All records, minus the pictures: write them out exactly.

Source material:
%%

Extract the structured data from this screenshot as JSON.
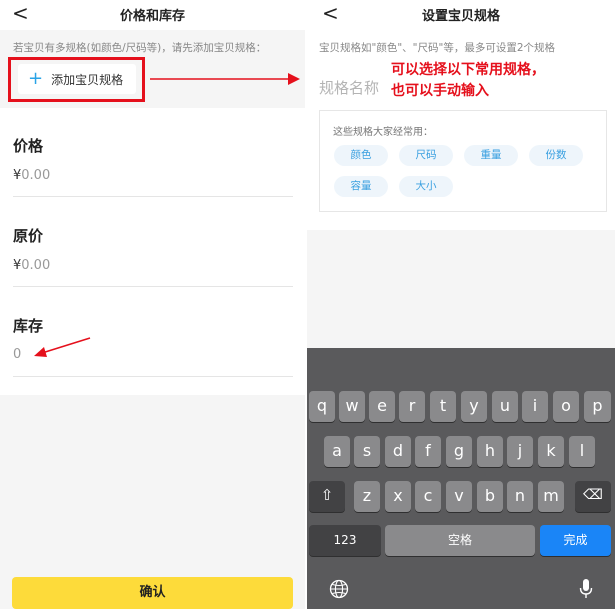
{
  "left": {
    "back_glyph": "<",
    "title": "价格和库存",
    "spec_note": "若宝贝有多规格(如颜色/尺码等)，请先添加宝贝规格：",
    "add_spec_label": "添加宝贝规格",
    "add_icon": "+",
    "fields": [
      {
        "label": "价格",
        "currency": "¥",
        "value": "0.00"
      },
      {
        "label": "原价",
        "currency": "¥",
        "value": "0.00"
      },
      {
        "label": "库存",
        "currency": "",
        "value": "0"
      }
    ],
    "confirm_label": "确认"
  },
  "right": {
    "back_glyph": "<",
    "title": "设置宝贝规格",
    "note": "宝贝规格如\"颜色\"、\"尺码\"等，最多可设置2个规格",
    "name_placeholder": "规格名称",
    "hint_line1": "可以选择以下常用规格，",
    "hint_line2": "也可以手动输入",
    "common_title": "这些规格大家经常用：",
    "chips": [
      "颜色",
      "尺码",
      "重量",
      "份数",
      "容量",
      "大小"
    ],
    "keyboard": {
      "row1": [
        "q",
        "w",
        "e",
        "r",
        "t",
        "y",
        "u",
        "i",
        "o",
        "p"
      ],
      "row2": [
        "a",
        "s",
        "d",
        "f",
        "g",
        "h",
        "j",
        "k",
        "l"
      ],
      "row3": [
        "z",
        "x",
        "c",
        "v",
        "b",
        "n",
        "m"
      ],
      "num_label": "123",
      "space_label": "空格",
      "done_label": "完成",
      "shift_icon": "⇧",
      "delete_icon": "⌫",
      "globe_icon": "globe",
      "mic_icon": "microphone"
    }
  },
  "colors": {
    "accent_red": "#e5101c",
    "chip_blue": "#3aa0e0",
    "confirm_yellow": "#fddb3a",
    "done_blue": "#1a85f7"
  }
}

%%

Your response:
Extract the structured data from this screenshot as JSON.
{
  "left": {
    "back_glyph": "<",
    "title": "价格和库存",
    "spec_note": "若宝贝有多规格(如颜色/尺码等)，请先添加宝贝规格：",
    "add_spec_label": "添加宝贝规格",
    "add_icon": "+",
    "fields": [
      {
        "label": "价格",
        "currency": "¥",
        "value": "0.00"
      },
      {
        "label": "原价",
        "currency": "¥",
        "value": "0.00"
      },
      {
        "label": "库存",
        "currency": "",
        "value": "0"
      }
    ],
    "confirm_label": "确认"
  },
  "right": {
    "back_glyph": "<",
    "title": "设置宝贝规格",
    "note": "宝贝规格如\"颜色\"、\"尺码\"等，最多可设置2个规格",
    "name_placeholder": "规格名称",
    "hint_line1": "可以选择以下常用规格，",
    "hint_line2": "也可以手动输入",
    "common_title": "这些规格大家经常用：",
    "chips": [
      "颜色",
      "尺码",
      "重量",
      "份数",
      "容量",
      "大小"
    ],
    "keyboard": {
      "row1": [
        "q",
        "w",
        "e",
        "r",
        "t",
        "y",
        "u",
        "i",
        "o",
        "p"
      ],
      "row2": [
        "a",
        "s",
        "d",
        "f",
        "g",
        "h",
        "j",
        "k",
        "l"
      ],
      "row3": [
        "z",
        "x",
        "c",
        "v",
        "b",
        "n",
        "m"
      ],
      "num_label": "123",
      "space_label": "空格",
      "done_label": "完成",
      "shift_icon": "⇧",
      "delete_icon": "⌫",
      "globe_icon": "globe",
      "mic_icon": "microphone"
    }
  },
  "colors": {
    "accent_red": "#e5101c",
    "chip_blue": "#3aa0e0",
    "confirm_yellow": "#fddb3a",
    "done_blue": "#1a85f7"
  }
}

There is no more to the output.